Boost logo

Boost :

From: Gavin Lambert (boost_at_[hidden])
Date: 2019-06-27 00:11:18

On 26/06/2019 20:26, Andrey Semashev wrote:
>> Most of the time this Just Worksâ„¢;
> I'd say, most of the time it doesn't work. Including any foreign
> headers, including standard library headers, in lib.hpp will break the
> program at some stage, either compilation or linking.

True, although there are workarounds for that; the simplest being that
if you already #included everything that the library header does outside
of the namespace (except for those things that you do want inside the
namespace), then include guards will usually prevent the standard
headers being included inside the namespace. (assert.h being a notably
annoying exception, as that traditionally lacks guards for some
inexplicable reason.)

Of course, this also means that you need to defeat the guards of the
library itself -- but this typically happens for free if it uses #pragma
once guards rather than explicit #defines.

And macro definitions in the library can be a problem as well. So
you're right, it's not universally applicable, though it can be very
useful in specific circumstances.

I don't know whether modules will make this scenario better or worse. :)

> I'm not saying I like specialization as a way of customization though.

There's exactly two places where a specialization of C<T> can be
written: immediately below C, or immediately below T. Anywhere else can
give you extreme grief.

Of course, ADL isn't much better in that regard, except that you don't
have to mess with namespaces as much. (Although actually calling ADL
functions correctly can be troublesome in its own way.)

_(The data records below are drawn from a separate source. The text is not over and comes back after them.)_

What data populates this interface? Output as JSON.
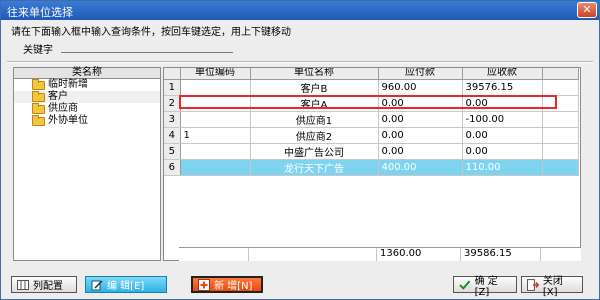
{
  "window": {
    "title": "往来单位选择",
    "close_label": "✕"
  },
  "search": {
    "hint": "请在下面输入框中输入查询条件，按回车键选定，用上下键移动",
    "keyword_label": "关键字",
    "keyword_value": ""
  },
  "tree": {
    "header": "类名称",
    "items": [
      {
        "label": "临时新增"
      },
      {
        "label": "客户"
      },
      {
        "label": "供应商"
      },
      {
        "label": "外协单位"
      }
    ]
  },
  "grid": {
    "columns": [
      "单位编码",
      "单位名称",
      "应付款",
      "应收款"
    ],
    "rows": [
      {
        "num": "1",
        "code": "",
        "name": "客户B",
        "payable": "960.00",
        "receivable": "39576.15"
      },
      {
        "num": "2",
        "code": "",
        "name": "客户A",
        "payable": "0.00",
        "receivable": "0.00"
      },
      {
        "num": "3",
        "code": "",
        "name": "供应商1",
        "payable": "0.00",
        "receivable": "-100.00"
      },
      {
        "num": "4",
        "code": "1",
        "name": "供应商2",
        "payable": "0.00",
        "receivable": "0.00"
      },
      {
        "num": "5",
        "code": "",
        "name": "中盛广告公司",
        "payable": "0.00",
        "receivable": "0.00"
      },
      {
        "num": "6",
        "code": "",
        "name": "龙行天下广告",
        "payable": "400.00",
        "receivable": "110.00"
      }
    ],
    "totals": {
      "payable": "1360.00",
      "receivable": "39586.15"
    }
  },
  "buttons": {
    "column_config": "列配置",
    "edit": "编 辑[E]",
    "add": "新 增[N]",
    "ok": "确 定[Z]",
    "close": "关闭[X]"
  },
  "colors": {
    "title_bar": "#1f59b6",
    "highlight_row": "#7ed3ef",
    "red_frame": "#e8282a",
    "edit_button": "#2eb2e4",
    "add_button": "#e84a10"
  }
}
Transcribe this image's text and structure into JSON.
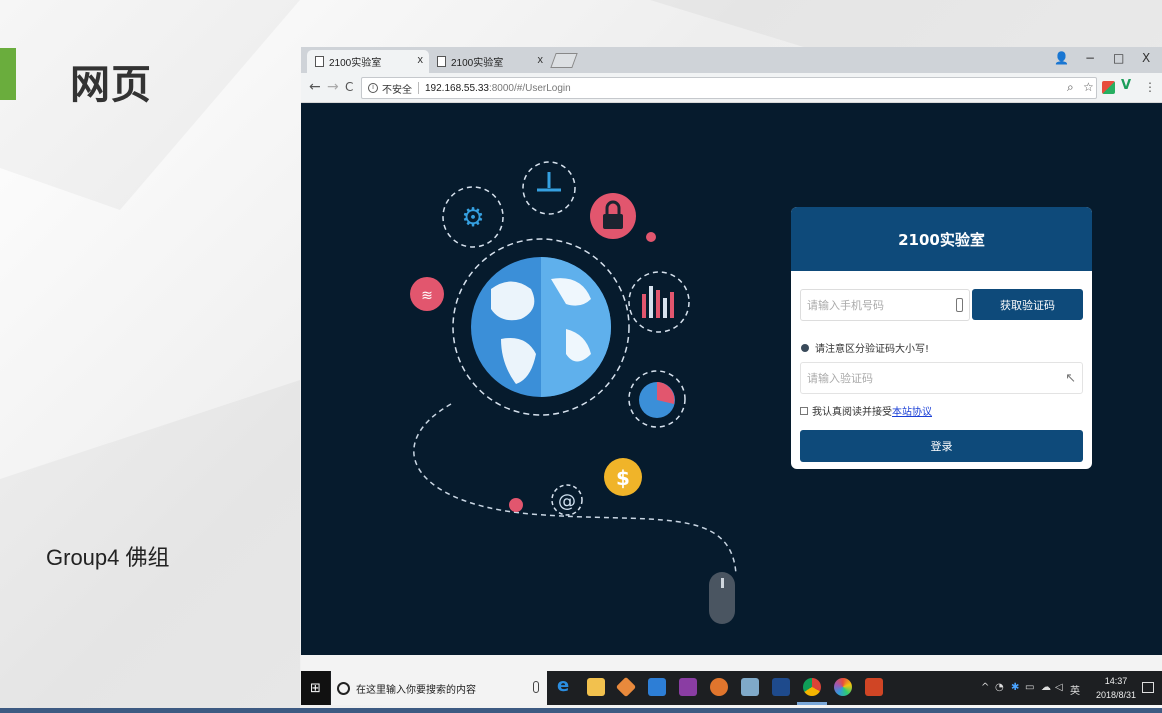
{
  "slide": {
    "title": "网页",
    "subtitle": "Group4 佛组",
    "accent_color": "#6aad3d"
  },
  "browser": {
    "tabs": [
      {
        "label": "2100实验室",
        "active": true
      },
      {
        "label": "2100实验室",
        "active": false
      }
    ],
    "tab_close": "x",
    "window_controls": {
      "minimize": "−",
      "maximize": "□",
      "close": "X"
    },
    "nav": {
      "back": "←",
      "forward": "→",
      "reload": "C"
    },
    "address": {
      "security_label": "不安全",
      "host": "192.168.55.33",
      "path": ":8000/#/UserLogin"
    }
  },
  "login": {
    "title": "2100实验室",
    "phone_placeholder": "请输入手机号码",
    "get_code_button": "获取验证码",
    "notice": "请注意区分验证码大小写!",
    "code_placeholder": "请输入验证码",
    "agree_text": "我认真阅读并接受",
    "agree_link": "本站协议",
    "login_button": "登录",
    "brand_color": "#0e4a7a"
  },
  "taskbar": {
    "search_placeholder": "在这里输入你要搜索的内容",
    "ime_label": "英",
    "time": "14:37",
    "date": "2018/8/31",
    "apps": [
      "edge-icon",
      "file-explorer-icon",
      "git-icon",
      "vscode-icon",
      "onenote-icon",
      "app-orange-icon",
      "notes-icon",
      "powershell-icon",
      "chrome-icon",
      "color-app-icon",
      "powerpoint-icon"
    ]
  }
}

>> But what if the function has two output parameters?  Memory is
>> allocated for both and returned as a raw pointer by the function.  One
>> of the out_ptrs is then destroyed and calls reset(), and this throws.
>> The other out_ptr is then destroyed as well, and now it has a problem;
>> it either has to call reset() as well and possibly throw yet again, or
>> leak memory.
> Good point. In that case I see no good solution, given that on error
> there may be garbage in the out pointers.

To clarify, I meant that the function itself succeeds (and so does not
return garbage), but then cleanup of the function arguments is where the
exception is thrown. Especially as this occurs in unspecified order.

A similar problem can occur if construction of one of the function
arguments fails -- if the out_ptr hasn't been constructed yet, then it
won't be destructed either and there's no change in behaviour. If it
has, then it will be destructed and will try to reseat its raw pointer
into a smart pointer -- which will only work correctly for out_ptr if it
always initialises its raw pointer to nullptr explicitly, as mentioned
below. For inout_ptr it's not a problem -- it just release()d a pointer
and then reset() the same one right back again.

If the exception occurs after the function call full-expression, then
the raw pointers have been successfully saved into smart pointers, and
there shouldn't be a problem any more. Similarly if it occurs before
the call expression starts.

If the function itself throws, it is its duty to avoid leaking memory
(basic guarantee) and to not output deleted pointers (either by
explicitly setting them to nullptr or leaving them at the same value as
on input). Conversely, it's out_ptr's responsibility to always provide
a nullptr as input. For inout_ptr, that responsibility falls to the
caller to provide a valid possibly-not-nullptr pointer.

Boost list run by bdawes at, gregod at, cpdaniel at, john at